One day when the King's Son was going on a journey, he came to his wife and said: "What would you like me to bring back from my journey for you?" And she said whatever she wished for. Then he asked the children, and they said what they wished for. Then he turned to the woman, who he thought was a Slave-girl, and said: "And now, what present would you like me to bring you from my trip?" She said: "I want nothing but a marten-stone and a china doll."

At last he set out on his journey. Six months it lasted, and he had bought everything his wife and children had asked for. Then he remembered that the Slave-girl had wanted a marten-stone and a china doll. So he went to this caravanserai and that caravanserai, till at last, after a very long time, he found a merchant who said: "I've got one." When he came again to buy it the merchant asked him: "Whom do you want the marten-stone for?" "I've got a slave-girl at home," said the Prince, "and she asked me to buy her a marten-stone."
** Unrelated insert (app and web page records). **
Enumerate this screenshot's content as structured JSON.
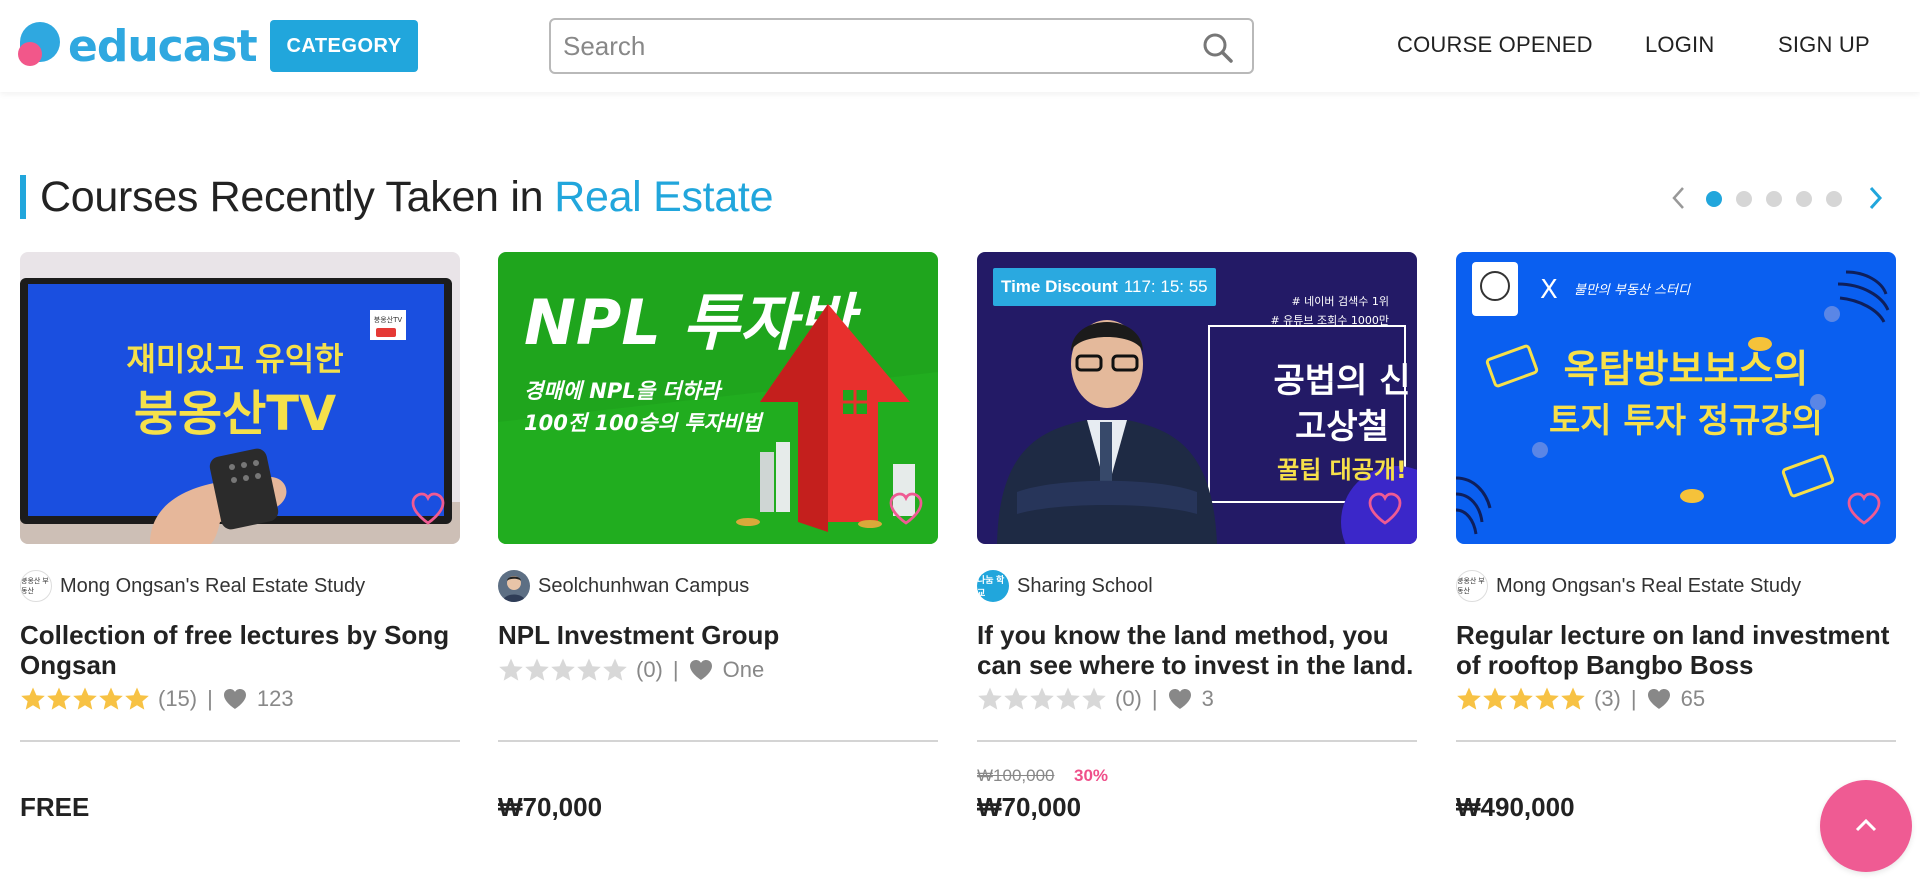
{
  "header": {
    "logo_text": "educast",
    "category_label": "CATEGORY",
    "search_placeholder": "Search",
    "nav": {
      "course_opened": "COURSE OPENED",
      "login": "LOGIN",
      "signup": "SIGN UP"
    }
  },
  "section": {
    "title_prefix": "Courses Recently Taken in",
    "title_accent": "Real Estate",
    "page_count": 5,
    "active_page": 1
  },
  "thumbnails": {
    "card1": {
      "line1": "재미있고 유익한",
      "line2": "붕옹산TV",
      "corner_logo": "붕옹산TV"
    },
    "card2": {
      "headline": "NPL 투자반",
      "sub1": "경매에 NPL을 더하라",
      "sub2": "100전 100승의 투자비법"
    },
    "card3": {
      "tag1": "# 네이버 검색수 1위",
      "tag2": "# 유튜브 조회수 1000만",
      "line1": "공법의 신",
      "line2": "고상철",
      "line3": "꿀팁 대공개!",
      "badge_label": "Time Discount",
      "badge_time": "117: 15: 55"
    },
    "card4": {
      "collab": "X",
      "script": "불만의 부동산 스터디",
      "line1": "옥탑방보보스의",
      "line2": "토지 투자 정규강의"
    }
  },
  "courses": [
    {
      "provider": "Mong Ongsan's Real Estate Study",
      "provider_logo": "붕옹산 부동산",
      "title": "Collection of free lectures by Song Ongsan",
      "stars": 5,
      "reviews": "(15)",
      "likes": "123",
      "original_price": "",
      "discount": "",
      "price": "FREE"
    },
    {
      "provider": "Seolchunhwan Campus",
      "provider_logo": "",
      "title": "NPL Investment Group",
      "stars": 0,
      "reviews": "(0)",
      "likes": "One",
      "original_price": "",
      "discount": "",
      "price": "₩70,000"
    },
    {
      "provider": "Sharing School",
      "provider_logo": "나눔 학교",
      "title": "If you know the land method, you can see where to invest in the land.",
      "stars": 0,
      "reviews": "(0)",
      "likes": "3",
      "original_price": "₩100,000",
      "discount": "30%",
      "price": "₩70,000"
    },
    {
      "provider": "Mong Ongsan's Real Estate Study",
      "provider_logo": "붕옹산 부동산",
      "title": "Regular lecture on land investment of rooftop Bangbo Boss",
      "stars": 5,
      "reviews": "(3)",
      "likes": "65",
      "original_price": "",
      "discount": "",
      "price": "₩490,000"
    }
  ],
  "colors": {
    "brand_blue": "#21a6dc",
    "brand_pink": "#ef5b93",
    "star_gold": "#f7c244",
    "star_empty": "#d8d8d8"
  },
  "icons": {
    "search": "search-icon",
    "prev": "chevron-left-icon",
    "next": "chevron-right-icon",
    "wish": "heart-outline-icon",
    "like": "heart-icon",
    "top": "chevron-up-icon"
  }
}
The merchant said: "O What's-your-Name, this is no slave-woman; whoever she is, she must be the daughter of a king." - "Nonsense, fellow, I tell you she's my slave-girl." "That's impossible," answered the merchant, "she's no slave. Well, do you want to buy it or not?" And the King's Son said: "Yes."

"Well," said the merchant, "when you get back from your journey, you will give the stone to the slave-girl. When she has finished all her work she will go and sit in a quiet corner, and you will become acquainted with her whole story; and when she has poured out all her woes she will say:

"Marten-stone, Marten-stone, You are marten, I am marten, Either you must break or I must break!"

The moment she has said this, you must run up quickly to her and grasp her firmly round the waist. If you don't hold her tight she will break, and she will die."

To make a long story short, the Prince did just as he was told, and gave the stone to the Slave-girl. As soon as all her work was done, she went into the kitchen, sprinkled water on the floor and swept it, lit her candle, and sat down in a corner on the floor. She put the marten-stone and the china doll in front of her, and began to tell them all her woes. From the very beginning, when ill-luck had overtaken her, she told the stone everything to the very end. Then she said:

"Marten-stone, Marten-stone, You are marten, I am marten, Either you must break or I must break!"

No sooner had she said these words than the King's Son came running up and grasped her firmly round the waist. Thereupon the stone burst and a little blood trickled out of it. The Prince took her in his arms and kissed her and caressed her.

Then he ordered them to take his wife, who was the wicked Slave-girl, and tie her to the tail of a wild horse and turn it loose into the desert.

When this was done he had seven cities decorated and illuminated all over again, and he solemnly married the King's Daughter, and they sat down to live their lives together.

And now my story has come to an end, but the sparrow never got home.